It's difficult to explain why "1776," the 1972 motion picture based on the musical of the same name, is such a great movie. Starring William Daniels as John Adams, Howard Da Silva as Benjamin Franklin and Ken Howard as Thomas Jefferson, it tells a fascinating story with which all Americans are (or at least should be) intimately familiar — namely, the tale of the fierce debates at the Second Continental Congress that culminated in the drafting and signing of the Declaration of Independence.
It's a great story, one that both I and many of my close friends ritualistically watch every 4th of July. Yet what about "1776" makes it so resonant? Why does this movie stand out when countless other patriotically themed motion pictures fade into the background?
It's instructive to first look at another recent musical about our Founding Fathers, "Hamilton." While it doesn't pass a lot of tests when it comes to historical accuracy, "Hamilton" works so well because it brilliantly resurrects the philosophical debates that were at the core of America's founding during the ratification of the Constitution and the administration of President George Washington.
"1776" does the same thing, only with a different moment from American history. It picks apart the debates that occurred between, on the one side, Adams and other revolutionaries who believed America needed to break free from the British Empire, and, on the other, the motley of factions who, for various reasons, felt we should remain loyal to Great Britain.
Like "Hamilton," "1776" takes a lot of liberties with historical accuracy, but not in the ways that count the most. Much of the dialogue and song lyrics are direct quotes from the letters and memoirs of the participants at the Second Continental Congress, and the various topics touched upon by the main characters were indeed the focus of fierce debate: the abolition of slavery, whether the colonies had indeed became nations of their own, the proper role of government in the lives of its citizens.

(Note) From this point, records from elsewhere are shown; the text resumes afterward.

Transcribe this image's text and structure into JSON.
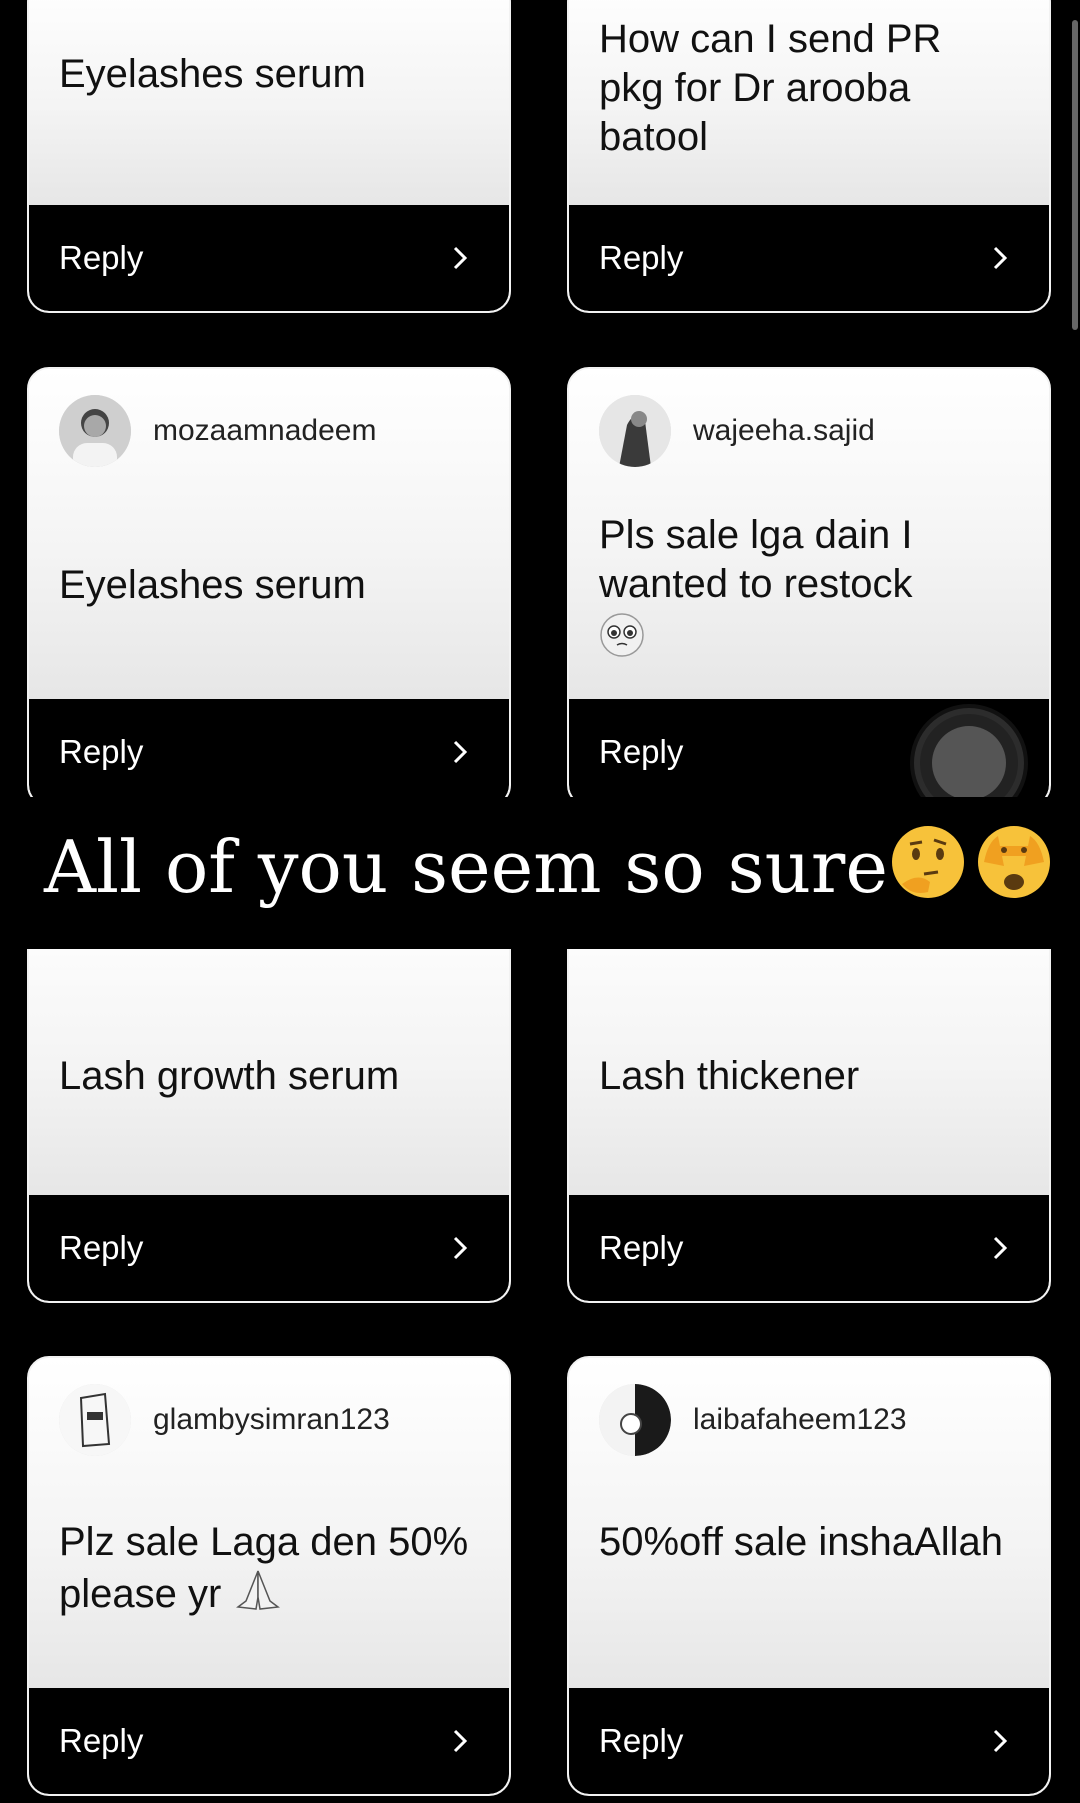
{
  "cards": [
    {
      "message": "Eyelashes serum",
      "reply_label": "Reply"
    },
    {
      "message": "How can I send PR pkg for Dr arooba batool",
      "reply_label": "Reply"
    },
    {
      "username": "mozaamnadeem",
      "message": "Eyelashes serum",
      "reply_label": "Reply"
    },
    {
      "username": "wajeeha.sajid",
      "message": "Pls sale lga dain I wanted to restock",
      "reply_label": "Reply"
    },
    {
      "message": "Lash growth serum",
      "reply_label": "Reply"
    },
    {
      "message": "Lash thickener",
      "reply_label": "Reply"
    },
    {
      "username": "glambysimran123",
      "message": "Plz sale Laga den 50% please yr",
      "reply_label": "Reply"
    },
    {
      "username": "laibafaheem123",
      "message": "50%off sale inshaAllah",
      "reply_label": "Reply"
    }
  ],
  "caption": {
    "text": "All of you seem so sure"
  },
  "icons": {
    "reply_chevron": "chevron-right-icon",
    "thinking_emoji": "thinking-face-emoji",
    "peeking_emoji": "face-with-open-eyes-and-hand-over-mouth-emoji",
    "pleading_emoji": "pleading-face-emoji",
    "praying_emoji": "folded-hands-emoji"
  }
}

Perhaps even more importantly — and again, in direct parallel to "Hamilton" — "1776" brings to life the vibrant personalities that helped bring America to life. You have Daniels as the acerbic, indignant and unshakably honorable Adams, Da Silva as the sly and charming but deeply idealistic Franklin and Howard as the quiet and cerebral Jefferson. Like all of the best works about history, it forces audiences to see important figures from the past as flesh-and-blood human beings rather than stodgy icons.
Finally, "1776" contains moments that speak to timeless political issues. With "Hamilton," the song "Yorktown (The World Turned Upside Down)" is a standout moment — so much so that an entire track called "Immigrants (We get the job done)," a riff on the show-stopping lyric from that song, has been recorded as a response to the rising anti-immigrant sentiment in America.
Similarly, "1776" contains the song "Cool, Considerate Men," which President Richard Nixon wanted cut when the musical was performed for the White House. Why? Let's see if these lyrics about American conservatism give you a sense of the reason.
Come ye cool, cool conservative men
Our like may never ever been seen again
We have land, cash in hand
Self command, future planned
Fortune thrives, society survives
In neatly ordered lives
With well-endowered wives
Come ye cool, cool considerate set
We'll dance together to the same minuet
To the right, ever to the right
Never to the left, forever to the right
Or even this:
But don't forget that most men with nothing would rather protect the possibility of becoming rich than face the reality of being poor. And that is why they will follow us.
And that, in the end, is perhaps the most important legacy of the truly great musicals about the American Revolution. The word "history" for most people evokes boring lectures instead of epic adventures. The most effective way to make the past come alive again is to connect the struggles of our forebears to the ones we face today.
With "1776," political struggles that took place nearly two-and-a-half centuries ago feel as fresh and immediate as the political struggles of today. That's why songs from that musical were able to offend the political leaders of its time, just as "Hamilton" is able to step on toes (sometimes deliberately so) today.
I can think of no better way to celebrate the 4th of July.